Exercise also helps prevent obesity, by reducing the amount of visceral fat in the body.  Visceral fat accumulates around vital organs- liver, intestines, and pancreas.  Excessive amounts of this type of fat, versus subcutaneous fat found just beneath the skin, leads to coronary artery disease (CAD).  In CAD, stiffening of the blood vessels occurs, decreasing circulation throughout the body- including the penis.
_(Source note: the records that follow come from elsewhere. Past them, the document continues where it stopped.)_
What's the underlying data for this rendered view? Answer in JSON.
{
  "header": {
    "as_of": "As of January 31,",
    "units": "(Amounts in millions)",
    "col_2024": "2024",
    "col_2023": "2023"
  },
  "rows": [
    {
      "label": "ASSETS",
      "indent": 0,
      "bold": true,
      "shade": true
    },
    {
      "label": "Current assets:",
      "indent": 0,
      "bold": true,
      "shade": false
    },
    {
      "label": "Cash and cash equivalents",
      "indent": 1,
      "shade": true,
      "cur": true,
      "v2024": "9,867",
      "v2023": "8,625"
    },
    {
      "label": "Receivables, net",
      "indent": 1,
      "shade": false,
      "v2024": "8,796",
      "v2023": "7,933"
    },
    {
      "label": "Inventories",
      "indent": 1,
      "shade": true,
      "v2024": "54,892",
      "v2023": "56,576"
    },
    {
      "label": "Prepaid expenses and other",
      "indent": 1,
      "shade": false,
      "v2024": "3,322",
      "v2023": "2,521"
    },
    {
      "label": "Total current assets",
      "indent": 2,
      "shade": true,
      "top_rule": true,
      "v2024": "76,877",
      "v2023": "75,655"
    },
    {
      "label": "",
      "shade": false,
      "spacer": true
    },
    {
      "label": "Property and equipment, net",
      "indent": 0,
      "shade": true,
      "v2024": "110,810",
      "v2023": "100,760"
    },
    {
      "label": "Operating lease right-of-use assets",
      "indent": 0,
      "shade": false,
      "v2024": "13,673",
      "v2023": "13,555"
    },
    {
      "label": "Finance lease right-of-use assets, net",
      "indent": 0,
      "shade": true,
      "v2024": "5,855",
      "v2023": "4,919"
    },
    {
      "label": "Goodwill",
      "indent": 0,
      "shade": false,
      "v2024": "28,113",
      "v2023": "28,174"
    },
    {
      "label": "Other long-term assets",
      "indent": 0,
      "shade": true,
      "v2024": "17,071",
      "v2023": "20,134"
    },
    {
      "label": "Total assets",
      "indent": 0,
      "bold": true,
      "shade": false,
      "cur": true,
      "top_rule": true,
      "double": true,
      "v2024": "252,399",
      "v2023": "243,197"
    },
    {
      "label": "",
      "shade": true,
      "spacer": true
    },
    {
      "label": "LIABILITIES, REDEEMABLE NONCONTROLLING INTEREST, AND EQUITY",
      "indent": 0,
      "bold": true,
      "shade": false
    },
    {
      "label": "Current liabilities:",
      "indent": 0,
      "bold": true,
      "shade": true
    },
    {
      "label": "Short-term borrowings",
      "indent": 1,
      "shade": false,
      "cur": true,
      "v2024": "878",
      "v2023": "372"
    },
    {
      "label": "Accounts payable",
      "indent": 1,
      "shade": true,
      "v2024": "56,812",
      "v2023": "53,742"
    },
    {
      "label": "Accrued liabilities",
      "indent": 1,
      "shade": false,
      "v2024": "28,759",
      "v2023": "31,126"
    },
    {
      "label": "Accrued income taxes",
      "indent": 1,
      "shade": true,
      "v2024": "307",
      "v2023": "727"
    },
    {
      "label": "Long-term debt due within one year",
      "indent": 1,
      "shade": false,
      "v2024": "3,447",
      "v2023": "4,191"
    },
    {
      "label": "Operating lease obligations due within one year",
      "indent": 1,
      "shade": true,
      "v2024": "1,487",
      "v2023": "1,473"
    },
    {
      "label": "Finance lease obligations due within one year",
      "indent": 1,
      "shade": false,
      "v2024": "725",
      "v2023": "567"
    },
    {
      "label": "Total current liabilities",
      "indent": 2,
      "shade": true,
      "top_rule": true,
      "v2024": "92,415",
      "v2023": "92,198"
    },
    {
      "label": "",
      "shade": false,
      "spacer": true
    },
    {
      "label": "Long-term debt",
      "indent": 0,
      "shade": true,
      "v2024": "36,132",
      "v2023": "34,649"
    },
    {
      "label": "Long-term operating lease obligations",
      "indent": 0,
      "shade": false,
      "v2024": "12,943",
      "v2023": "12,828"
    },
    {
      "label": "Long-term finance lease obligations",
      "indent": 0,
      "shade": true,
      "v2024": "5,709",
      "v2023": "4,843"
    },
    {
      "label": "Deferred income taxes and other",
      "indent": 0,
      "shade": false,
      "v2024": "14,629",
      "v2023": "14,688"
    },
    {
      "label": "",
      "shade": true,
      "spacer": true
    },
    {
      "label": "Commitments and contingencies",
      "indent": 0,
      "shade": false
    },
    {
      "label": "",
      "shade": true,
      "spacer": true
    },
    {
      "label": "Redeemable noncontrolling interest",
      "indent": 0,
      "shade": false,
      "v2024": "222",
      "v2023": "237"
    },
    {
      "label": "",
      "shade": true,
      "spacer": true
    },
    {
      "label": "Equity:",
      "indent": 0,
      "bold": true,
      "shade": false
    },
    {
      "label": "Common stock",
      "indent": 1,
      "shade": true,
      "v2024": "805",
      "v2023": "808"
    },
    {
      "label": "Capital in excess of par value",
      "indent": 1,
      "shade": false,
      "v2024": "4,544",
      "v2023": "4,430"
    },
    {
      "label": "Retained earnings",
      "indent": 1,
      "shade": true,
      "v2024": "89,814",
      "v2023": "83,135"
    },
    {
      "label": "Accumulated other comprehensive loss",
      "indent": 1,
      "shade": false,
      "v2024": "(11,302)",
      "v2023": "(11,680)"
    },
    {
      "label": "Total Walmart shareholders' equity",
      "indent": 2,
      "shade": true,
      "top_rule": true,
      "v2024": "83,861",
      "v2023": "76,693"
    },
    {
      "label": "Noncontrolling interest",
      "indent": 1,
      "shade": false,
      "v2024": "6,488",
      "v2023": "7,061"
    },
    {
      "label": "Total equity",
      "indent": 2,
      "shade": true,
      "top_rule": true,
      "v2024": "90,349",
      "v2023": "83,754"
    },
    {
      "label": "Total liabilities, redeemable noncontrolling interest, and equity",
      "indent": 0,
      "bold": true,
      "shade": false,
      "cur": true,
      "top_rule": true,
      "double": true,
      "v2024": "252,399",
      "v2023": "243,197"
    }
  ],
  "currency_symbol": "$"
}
Erectile dysfunction is a common symptom of CAD in overweight or obese men.  To improve your physical and sexual health, exercise is paramount.

Examples of vigorous exercise include:

  1. Running or Jogging
  2. Race-walking or aerobic walking at least 5 mph
  3. Hiking/backpacking
  4. Skipping rope
  5. Bicycling at least 10 mph, or uphill
  6. Calisthenics- vigorous effort: push-ups, pull-ups, lunges
  7. Jumping Jacks
  8. Circuit training
  9. Tennis- singles
  10. Field sports (ex: soccer)
  11. Court sports (ex: basketball, racquetball)
  12. Swimming- continuous laps
  13. Rowing- at least 4 mph
  14. Cross-country skiing
  15. Beach volleyball

There are many ways to incorporate vigorous exercise into your regime, and you don’t need a whole lot of time to do it.  Here are some examples of brief high intensity exercise routines:

  1. Elliptical Intervals: 2 minute warm-up, 8 minutes of intervals- first 10 seconds of each minute are at maximal effort, last 50 seconds are easy active recovery.  After 8 intervals, 2 minute cool-down. (Can also use Stair-stepper, treadmill/running, rowing machine… etc.)

Total time = 12 minutes.

  1. Calisthenics Circuit: Jumping Jacks x 1 minute, push-ups x 10-15 reps, lunges x 1 minute.  Repeat 3 times. Total time = 7-10 minutes
  2. Cycling/Spin bike: 5 minutes warm-up, 10 minutes of intervals resistance (climbing) intervals- first 20 seconds of each minute increase resistance (“climb”), last 40 seconds easy “flat”.  After 10 intervals, 5 minute cool-down.

Total time = 20 minutes

As you can see, the time commitment is minimal compared to the pay-off.  Depending on your own fitness level, you may modify the protocols to make them easier or more difficult.  Remember, whatever makes you sweat, will help you live longer and stronger.

by Rima Sidhy

Rima Sidhu is an Exercise Physiologist at Maze Sexual and Reproductive Health.  At Maze, Rima focuses on improving patients’ health behaviors through diet and exercise modifications, in order to assist in the therapy of male sexual dysfunction and improve endothelial function.  She utilizes a lifestyle and behavioral approach to create wellness goals for patients to enhance their treatment outcomes.